- Excessive licking of the genitals
If you notice your Ragdoll doing any of these things, it might be a good idea to have a vet check up on them.
Hypertrophic Cardiomyopathy (HCM) in Ragdolls
Hypertrophic Cardiomyopathy is a fairly common heart condition found in domestic cats, but is a particular problem for the Ragdoll. With this disease, the heart muscle becomes abnormally thick, making it harder for the heart to pump blood to the rest of the body.
This poor circulation can cause other problems such as thromboembolism, or the formation of blood clots.
This disease is most common in older male Ragdolls and although symptoms are usually subtle or non-apparent, they could include:

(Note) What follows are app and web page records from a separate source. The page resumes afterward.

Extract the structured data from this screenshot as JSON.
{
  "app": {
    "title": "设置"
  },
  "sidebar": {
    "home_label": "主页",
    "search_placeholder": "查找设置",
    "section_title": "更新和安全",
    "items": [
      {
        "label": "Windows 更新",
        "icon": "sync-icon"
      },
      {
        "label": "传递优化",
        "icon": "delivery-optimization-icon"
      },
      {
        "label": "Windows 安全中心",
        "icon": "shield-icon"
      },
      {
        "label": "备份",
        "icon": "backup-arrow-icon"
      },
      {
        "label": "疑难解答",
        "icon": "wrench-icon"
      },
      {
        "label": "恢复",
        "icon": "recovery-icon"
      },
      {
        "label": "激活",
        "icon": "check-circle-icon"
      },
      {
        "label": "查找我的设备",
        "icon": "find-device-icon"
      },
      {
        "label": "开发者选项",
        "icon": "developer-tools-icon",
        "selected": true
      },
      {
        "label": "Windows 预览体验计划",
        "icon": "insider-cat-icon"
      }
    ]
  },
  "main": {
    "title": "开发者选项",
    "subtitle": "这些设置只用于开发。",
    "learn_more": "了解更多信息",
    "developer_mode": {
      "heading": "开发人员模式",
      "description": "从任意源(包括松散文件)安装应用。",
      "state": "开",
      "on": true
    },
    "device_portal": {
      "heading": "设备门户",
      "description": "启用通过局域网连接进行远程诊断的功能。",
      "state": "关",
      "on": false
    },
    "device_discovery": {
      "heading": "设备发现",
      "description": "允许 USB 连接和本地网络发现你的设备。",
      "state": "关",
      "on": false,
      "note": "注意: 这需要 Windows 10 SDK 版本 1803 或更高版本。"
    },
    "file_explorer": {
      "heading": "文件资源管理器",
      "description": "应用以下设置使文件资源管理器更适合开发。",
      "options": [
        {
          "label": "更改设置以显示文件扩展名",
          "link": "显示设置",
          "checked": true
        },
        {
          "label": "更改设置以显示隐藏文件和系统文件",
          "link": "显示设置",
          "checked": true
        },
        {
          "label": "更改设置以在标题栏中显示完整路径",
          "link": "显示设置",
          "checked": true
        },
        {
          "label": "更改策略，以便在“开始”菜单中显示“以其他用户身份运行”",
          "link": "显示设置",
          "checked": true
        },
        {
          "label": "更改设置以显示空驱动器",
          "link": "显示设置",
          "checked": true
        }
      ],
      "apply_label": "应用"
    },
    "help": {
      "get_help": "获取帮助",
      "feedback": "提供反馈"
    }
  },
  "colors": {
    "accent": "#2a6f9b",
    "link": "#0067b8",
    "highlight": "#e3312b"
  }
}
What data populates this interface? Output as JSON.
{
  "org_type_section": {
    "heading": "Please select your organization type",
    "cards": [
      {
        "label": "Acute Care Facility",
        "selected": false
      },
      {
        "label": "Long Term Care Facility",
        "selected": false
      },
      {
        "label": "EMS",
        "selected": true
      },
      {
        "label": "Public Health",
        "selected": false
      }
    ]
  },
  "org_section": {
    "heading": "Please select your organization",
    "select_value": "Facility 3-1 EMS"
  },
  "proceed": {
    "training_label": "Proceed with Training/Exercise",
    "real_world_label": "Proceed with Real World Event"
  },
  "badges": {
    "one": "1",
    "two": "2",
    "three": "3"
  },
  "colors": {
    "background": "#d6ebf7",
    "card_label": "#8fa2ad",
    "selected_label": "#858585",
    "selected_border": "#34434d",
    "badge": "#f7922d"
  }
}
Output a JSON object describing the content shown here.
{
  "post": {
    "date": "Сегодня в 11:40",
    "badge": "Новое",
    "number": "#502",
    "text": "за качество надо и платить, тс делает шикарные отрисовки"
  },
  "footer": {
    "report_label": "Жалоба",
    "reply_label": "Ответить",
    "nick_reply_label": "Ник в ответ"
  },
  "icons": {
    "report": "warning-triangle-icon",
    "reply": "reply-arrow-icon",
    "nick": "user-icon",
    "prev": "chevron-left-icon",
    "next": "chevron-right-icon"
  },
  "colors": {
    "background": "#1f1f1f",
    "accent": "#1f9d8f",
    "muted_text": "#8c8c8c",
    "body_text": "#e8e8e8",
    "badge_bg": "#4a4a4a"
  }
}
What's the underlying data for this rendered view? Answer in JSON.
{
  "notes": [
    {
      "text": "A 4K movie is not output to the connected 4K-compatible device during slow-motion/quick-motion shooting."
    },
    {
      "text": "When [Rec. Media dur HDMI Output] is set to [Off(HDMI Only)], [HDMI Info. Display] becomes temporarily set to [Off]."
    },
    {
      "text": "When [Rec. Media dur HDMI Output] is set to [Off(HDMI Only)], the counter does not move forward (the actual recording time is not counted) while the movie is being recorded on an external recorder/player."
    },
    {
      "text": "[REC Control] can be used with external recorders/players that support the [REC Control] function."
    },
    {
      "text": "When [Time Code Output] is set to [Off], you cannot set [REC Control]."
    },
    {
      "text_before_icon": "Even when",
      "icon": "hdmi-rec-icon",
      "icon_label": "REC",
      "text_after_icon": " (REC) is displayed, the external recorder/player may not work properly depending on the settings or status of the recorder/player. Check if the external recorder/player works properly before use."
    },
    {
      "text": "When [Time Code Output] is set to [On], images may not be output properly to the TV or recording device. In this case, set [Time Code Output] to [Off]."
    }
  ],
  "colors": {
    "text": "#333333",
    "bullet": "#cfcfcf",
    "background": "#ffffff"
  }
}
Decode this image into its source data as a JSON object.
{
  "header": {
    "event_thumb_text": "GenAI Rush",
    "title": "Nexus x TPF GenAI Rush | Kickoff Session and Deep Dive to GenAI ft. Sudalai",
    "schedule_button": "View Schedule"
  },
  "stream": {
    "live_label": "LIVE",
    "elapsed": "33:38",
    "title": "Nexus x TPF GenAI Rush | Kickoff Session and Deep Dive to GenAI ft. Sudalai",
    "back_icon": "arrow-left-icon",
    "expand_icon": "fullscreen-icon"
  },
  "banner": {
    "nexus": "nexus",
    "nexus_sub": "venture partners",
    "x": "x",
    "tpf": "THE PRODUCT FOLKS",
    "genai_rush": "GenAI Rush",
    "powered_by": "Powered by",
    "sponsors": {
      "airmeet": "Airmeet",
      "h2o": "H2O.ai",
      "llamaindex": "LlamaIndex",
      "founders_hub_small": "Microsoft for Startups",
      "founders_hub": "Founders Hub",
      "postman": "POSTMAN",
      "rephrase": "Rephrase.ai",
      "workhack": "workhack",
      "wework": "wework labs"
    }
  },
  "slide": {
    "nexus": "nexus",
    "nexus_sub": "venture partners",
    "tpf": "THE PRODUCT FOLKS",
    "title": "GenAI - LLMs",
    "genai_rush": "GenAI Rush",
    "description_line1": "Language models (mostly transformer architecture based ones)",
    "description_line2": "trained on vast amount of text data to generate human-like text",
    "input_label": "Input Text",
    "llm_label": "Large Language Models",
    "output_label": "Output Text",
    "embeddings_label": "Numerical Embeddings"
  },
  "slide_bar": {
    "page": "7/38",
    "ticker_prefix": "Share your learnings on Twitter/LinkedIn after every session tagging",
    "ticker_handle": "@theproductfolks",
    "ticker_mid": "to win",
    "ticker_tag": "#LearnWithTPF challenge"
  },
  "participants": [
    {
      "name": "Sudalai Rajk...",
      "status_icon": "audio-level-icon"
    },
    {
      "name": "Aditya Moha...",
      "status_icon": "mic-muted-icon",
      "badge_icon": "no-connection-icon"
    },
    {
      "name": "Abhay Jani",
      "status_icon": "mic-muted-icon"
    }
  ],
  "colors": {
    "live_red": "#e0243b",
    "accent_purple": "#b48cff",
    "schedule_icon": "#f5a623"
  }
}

- Difficulty breathing
- Appetite loss
- Fatigue or lethargy
- Weakness of rear limbs
- Sudden death
Hairballs in Ragdolls
Like most semi-longhair or longhair cats, Ragdoll’s will groom themselves and develop hairballs in their digestive system. While this is a completely normal process and helps keep them clean and well-groomed, it can occasionally cause problems if they cannot “expunge” (or get rid of) the hairball properly. Some symptoms of this include:
- Vomiting liquid and food
- Frequent gagging
- Apathy (lack of enthusiasm)
- General feelings of discomfort or illness
- Regurgitation without expunging anything
You can help your Ragdoll avoid a lot of these hairball issues by brushing them frequently.
Polycystic Kidney Disease in Ragdolls
Polycystic disease is one example of a hereditary disease that comes from inbreeding Ragdoll cats. This disease involves cysts (a sack-like pocket filled with air or fluid) that grow on the kidneys. This can eventually lead to kidney damage or failure over time as the cysts often grow.
Some symptoms of this might include:
- Loss of appetite
- Lethargy and lack of energy
- Excessive drinking
- Frequent urination
Breeders will usually do what they can do prevent having litters of Ragdolls with Polycystic Kidney Disease which includes sterilizing cats that produce litters with this disease.
While it’s important to stay informed on the symptoms and issues related to these diseases, it’s even more important to schedule regular veterinary checkups as they can catch issues you would not have been able to detect, and potentially while still treatable. Checkups every 6-12months is advised, or potentially more frequently if your Ragdoll has known health issues.
Any strange behavior from your Ragdoll might warrant a visit to the veterinary clinic. It’s better to be safe than sorry!